"""

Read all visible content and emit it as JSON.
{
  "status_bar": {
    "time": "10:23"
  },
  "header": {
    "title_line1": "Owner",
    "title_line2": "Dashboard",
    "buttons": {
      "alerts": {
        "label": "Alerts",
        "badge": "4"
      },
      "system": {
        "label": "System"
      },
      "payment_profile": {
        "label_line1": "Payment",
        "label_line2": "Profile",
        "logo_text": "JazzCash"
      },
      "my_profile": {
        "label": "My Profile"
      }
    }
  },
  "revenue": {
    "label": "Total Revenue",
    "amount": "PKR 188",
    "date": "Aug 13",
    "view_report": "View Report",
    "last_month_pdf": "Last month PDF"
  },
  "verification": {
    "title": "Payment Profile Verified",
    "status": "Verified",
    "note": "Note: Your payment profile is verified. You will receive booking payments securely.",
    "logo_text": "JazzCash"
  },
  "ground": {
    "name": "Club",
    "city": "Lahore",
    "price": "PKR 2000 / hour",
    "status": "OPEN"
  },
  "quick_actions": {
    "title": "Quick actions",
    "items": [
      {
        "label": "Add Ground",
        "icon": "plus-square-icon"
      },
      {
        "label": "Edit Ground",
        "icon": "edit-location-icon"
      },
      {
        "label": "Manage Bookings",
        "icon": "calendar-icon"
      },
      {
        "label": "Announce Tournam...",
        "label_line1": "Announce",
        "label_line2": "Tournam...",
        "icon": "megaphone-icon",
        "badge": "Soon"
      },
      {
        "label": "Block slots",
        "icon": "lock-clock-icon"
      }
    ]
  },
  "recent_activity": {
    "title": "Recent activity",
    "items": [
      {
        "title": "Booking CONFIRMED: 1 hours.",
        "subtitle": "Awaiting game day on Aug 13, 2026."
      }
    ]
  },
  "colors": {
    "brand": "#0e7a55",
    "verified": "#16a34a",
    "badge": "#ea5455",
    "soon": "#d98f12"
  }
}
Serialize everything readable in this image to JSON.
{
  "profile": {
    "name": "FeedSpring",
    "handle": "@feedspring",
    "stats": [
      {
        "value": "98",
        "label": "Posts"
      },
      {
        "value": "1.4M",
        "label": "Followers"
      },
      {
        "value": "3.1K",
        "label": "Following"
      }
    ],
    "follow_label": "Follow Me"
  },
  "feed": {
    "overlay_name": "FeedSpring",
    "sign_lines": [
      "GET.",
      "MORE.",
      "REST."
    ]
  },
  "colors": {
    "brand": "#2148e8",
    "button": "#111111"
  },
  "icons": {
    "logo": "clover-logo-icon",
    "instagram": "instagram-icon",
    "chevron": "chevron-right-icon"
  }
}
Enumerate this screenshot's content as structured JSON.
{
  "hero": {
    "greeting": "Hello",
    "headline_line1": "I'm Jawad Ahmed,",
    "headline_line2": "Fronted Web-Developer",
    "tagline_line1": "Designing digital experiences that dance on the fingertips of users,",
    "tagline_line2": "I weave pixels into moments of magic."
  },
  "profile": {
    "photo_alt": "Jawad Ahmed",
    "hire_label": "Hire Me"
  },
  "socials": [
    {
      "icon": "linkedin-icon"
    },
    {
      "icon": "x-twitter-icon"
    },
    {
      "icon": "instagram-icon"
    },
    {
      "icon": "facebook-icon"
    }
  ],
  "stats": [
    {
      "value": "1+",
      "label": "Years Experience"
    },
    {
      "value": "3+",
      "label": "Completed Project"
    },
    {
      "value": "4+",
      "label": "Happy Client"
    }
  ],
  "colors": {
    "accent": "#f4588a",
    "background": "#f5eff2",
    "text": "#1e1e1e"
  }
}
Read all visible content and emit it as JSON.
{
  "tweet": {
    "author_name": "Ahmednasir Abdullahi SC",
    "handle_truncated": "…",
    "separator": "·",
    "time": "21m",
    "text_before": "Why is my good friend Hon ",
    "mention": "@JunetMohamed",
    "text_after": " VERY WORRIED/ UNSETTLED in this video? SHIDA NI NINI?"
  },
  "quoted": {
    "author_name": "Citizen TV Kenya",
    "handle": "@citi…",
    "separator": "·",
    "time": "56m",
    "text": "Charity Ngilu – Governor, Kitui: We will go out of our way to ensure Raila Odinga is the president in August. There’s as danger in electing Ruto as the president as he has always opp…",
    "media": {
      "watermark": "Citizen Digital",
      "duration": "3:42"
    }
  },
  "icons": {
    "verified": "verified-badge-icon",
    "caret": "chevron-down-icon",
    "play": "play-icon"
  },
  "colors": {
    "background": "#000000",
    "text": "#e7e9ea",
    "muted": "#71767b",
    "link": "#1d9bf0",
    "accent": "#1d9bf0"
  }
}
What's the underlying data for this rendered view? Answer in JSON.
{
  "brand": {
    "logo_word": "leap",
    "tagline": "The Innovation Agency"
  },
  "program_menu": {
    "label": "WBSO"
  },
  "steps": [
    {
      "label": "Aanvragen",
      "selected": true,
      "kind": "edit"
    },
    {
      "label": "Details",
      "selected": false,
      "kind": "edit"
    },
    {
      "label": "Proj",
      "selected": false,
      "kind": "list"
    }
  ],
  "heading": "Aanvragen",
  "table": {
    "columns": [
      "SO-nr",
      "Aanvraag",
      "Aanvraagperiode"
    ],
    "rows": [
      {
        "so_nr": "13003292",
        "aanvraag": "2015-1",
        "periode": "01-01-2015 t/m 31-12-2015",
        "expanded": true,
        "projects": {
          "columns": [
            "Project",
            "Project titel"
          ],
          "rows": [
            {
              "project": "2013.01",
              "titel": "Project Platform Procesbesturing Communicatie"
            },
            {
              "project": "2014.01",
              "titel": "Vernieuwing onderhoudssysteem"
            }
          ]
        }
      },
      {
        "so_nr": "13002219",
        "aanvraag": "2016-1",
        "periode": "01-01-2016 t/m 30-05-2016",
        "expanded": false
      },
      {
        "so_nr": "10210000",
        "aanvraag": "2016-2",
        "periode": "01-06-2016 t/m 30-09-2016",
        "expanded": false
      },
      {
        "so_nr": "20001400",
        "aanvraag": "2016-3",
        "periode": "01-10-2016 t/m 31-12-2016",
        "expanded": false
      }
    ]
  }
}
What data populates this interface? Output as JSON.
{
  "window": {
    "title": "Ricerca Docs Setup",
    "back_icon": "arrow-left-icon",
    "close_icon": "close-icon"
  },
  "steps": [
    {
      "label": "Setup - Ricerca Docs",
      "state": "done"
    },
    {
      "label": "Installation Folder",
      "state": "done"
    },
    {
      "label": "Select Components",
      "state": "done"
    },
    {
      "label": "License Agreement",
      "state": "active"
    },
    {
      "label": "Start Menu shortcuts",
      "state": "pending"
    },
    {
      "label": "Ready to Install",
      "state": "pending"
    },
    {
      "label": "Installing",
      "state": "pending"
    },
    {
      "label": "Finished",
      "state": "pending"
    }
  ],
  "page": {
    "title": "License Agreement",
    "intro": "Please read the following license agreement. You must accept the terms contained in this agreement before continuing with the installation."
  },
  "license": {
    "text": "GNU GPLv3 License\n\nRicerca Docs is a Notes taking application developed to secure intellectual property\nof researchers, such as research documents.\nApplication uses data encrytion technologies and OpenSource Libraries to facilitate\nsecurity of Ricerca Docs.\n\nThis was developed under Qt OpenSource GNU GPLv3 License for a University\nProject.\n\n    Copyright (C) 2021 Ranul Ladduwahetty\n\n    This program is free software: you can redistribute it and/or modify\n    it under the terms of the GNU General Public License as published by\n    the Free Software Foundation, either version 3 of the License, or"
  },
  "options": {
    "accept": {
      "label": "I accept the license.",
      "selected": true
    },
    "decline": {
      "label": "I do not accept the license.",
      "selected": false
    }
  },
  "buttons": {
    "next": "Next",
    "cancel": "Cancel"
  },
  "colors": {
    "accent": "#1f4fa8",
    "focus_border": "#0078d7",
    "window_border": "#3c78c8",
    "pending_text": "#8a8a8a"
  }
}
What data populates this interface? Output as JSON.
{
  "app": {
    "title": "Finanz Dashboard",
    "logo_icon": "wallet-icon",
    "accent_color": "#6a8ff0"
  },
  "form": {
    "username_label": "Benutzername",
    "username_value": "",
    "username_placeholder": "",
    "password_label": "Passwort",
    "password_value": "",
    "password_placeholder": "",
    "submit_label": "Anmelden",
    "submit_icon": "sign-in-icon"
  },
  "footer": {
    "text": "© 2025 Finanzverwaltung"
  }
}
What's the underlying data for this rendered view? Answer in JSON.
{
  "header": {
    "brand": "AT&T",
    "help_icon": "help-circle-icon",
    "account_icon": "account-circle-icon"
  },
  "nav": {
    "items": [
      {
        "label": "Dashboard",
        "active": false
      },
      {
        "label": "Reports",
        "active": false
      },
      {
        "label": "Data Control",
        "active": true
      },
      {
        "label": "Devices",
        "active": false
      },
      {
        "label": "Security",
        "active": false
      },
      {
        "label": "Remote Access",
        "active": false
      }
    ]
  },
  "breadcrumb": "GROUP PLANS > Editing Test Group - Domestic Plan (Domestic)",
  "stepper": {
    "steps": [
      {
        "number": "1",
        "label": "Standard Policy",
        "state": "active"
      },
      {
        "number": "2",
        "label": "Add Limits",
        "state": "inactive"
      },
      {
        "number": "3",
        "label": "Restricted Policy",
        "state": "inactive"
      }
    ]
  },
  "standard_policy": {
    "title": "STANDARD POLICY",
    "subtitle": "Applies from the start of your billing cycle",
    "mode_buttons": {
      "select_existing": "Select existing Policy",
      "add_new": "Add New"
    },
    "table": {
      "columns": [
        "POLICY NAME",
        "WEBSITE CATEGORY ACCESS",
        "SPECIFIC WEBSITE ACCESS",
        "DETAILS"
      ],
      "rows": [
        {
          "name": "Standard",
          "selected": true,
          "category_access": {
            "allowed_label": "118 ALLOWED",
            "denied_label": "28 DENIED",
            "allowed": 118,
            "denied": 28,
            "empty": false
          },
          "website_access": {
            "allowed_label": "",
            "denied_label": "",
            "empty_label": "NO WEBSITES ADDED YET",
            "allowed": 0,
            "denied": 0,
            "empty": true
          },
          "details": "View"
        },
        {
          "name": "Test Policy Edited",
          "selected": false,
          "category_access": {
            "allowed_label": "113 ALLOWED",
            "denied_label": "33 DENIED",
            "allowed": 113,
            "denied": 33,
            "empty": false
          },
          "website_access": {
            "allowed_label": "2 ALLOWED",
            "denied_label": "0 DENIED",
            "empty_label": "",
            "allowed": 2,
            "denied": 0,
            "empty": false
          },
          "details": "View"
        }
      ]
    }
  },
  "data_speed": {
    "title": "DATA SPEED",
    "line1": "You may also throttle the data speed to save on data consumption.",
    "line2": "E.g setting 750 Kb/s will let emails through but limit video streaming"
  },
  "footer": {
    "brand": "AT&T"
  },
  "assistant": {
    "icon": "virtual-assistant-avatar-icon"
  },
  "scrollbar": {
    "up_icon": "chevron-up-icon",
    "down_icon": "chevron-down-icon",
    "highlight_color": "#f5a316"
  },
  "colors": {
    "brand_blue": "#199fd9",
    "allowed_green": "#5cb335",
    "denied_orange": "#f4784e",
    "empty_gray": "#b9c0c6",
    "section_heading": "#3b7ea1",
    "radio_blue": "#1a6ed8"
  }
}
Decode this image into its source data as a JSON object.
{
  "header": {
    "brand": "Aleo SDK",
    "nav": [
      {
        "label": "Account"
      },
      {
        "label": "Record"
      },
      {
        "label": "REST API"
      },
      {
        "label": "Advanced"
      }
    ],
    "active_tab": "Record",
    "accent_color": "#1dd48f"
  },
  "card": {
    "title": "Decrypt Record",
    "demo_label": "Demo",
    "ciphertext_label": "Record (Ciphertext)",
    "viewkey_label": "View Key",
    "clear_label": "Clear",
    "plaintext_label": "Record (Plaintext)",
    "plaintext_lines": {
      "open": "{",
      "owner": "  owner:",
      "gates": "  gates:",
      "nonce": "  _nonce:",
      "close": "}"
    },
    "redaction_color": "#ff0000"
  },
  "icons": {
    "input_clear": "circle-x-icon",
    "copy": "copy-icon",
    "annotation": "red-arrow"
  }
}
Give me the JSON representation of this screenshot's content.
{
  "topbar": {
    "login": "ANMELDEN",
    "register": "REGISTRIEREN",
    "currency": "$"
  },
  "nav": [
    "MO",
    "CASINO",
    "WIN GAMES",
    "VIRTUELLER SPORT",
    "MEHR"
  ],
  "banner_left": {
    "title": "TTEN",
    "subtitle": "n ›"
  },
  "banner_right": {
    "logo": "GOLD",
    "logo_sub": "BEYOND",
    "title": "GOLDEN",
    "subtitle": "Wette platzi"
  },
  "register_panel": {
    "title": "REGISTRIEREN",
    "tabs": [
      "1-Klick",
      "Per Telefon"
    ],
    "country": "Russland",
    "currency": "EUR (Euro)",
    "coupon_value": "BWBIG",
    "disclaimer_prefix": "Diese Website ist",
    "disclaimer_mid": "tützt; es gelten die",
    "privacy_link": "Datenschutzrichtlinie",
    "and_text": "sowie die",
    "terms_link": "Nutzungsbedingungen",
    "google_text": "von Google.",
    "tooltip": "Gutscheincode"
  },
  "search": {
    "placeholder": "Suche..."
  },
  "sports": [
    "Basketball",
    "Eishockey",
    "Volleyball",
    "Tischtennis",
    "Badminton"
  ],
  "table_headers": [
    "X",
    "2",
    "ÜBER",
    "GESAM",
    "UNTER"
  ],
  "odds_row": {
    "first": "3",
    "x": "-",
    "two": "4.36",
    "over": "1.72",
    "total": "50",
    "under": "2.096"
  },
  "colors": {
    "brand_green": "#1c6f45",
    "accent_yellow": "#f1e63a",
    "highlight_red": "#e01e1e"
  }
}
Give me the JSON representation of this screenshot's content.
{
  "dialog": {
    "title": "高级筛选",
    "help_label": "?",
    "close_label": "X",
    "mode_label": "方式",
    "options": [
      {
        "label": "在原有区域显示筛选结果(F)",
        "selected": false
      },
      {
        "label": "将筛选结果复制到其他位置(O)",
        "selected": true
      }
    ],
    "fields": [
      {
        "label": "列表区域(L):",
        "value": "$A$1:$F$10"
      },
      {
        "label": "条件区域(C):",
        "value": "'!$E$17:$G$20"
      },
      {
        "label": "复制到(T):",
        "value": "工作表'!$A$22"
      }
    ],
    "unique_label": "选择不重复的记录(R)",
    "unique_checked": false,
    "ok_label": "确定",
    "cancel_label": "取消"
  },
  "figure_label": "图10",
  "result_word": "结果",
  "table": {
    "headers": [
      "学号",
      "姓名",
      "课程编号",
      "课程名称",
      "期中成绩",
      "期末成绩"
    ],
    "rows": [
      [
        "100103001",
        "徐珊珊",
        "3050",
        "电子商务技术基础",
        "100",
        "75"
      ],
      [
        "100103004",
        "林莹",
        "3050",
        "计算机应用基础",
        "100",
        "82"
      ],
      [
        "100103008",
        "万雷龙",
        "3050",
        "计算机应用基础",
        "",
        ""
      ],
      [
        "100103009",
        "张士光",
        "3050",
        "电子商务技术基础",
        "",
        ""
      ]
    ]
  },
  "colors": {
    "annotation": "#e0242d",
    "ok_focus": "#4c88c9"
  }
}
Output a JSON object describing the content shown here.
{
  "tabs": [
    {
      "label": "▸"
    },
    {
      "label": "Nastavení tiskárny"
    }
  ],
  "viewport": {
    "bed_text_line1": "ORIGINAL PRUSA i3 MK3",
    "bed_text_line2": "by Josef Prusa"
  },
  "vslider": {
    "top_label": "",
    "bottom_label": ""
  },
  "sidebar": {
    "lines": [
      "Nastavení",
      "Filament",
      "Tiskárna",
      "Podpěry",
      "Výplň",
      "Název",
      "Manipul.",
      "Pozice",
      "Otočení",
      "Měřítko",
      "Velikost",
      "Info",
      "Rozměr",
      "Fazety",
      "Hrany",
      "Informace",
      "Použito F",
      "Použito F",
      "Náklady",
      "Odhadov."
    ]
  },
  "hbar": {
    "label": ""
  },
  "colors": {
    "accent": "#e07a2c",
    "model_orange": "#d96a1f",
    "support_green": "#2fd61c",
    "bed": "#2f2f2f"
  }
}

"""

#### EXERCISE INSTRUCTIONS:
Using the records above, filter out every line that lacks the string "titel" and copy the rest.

#### SOLUTION TO THE EXERCISE:
            "Project titel"
              "titel": "Project Platform Procesbesturing Communicatie"
              "titel": "Vernieuwing onderhoudssysteem"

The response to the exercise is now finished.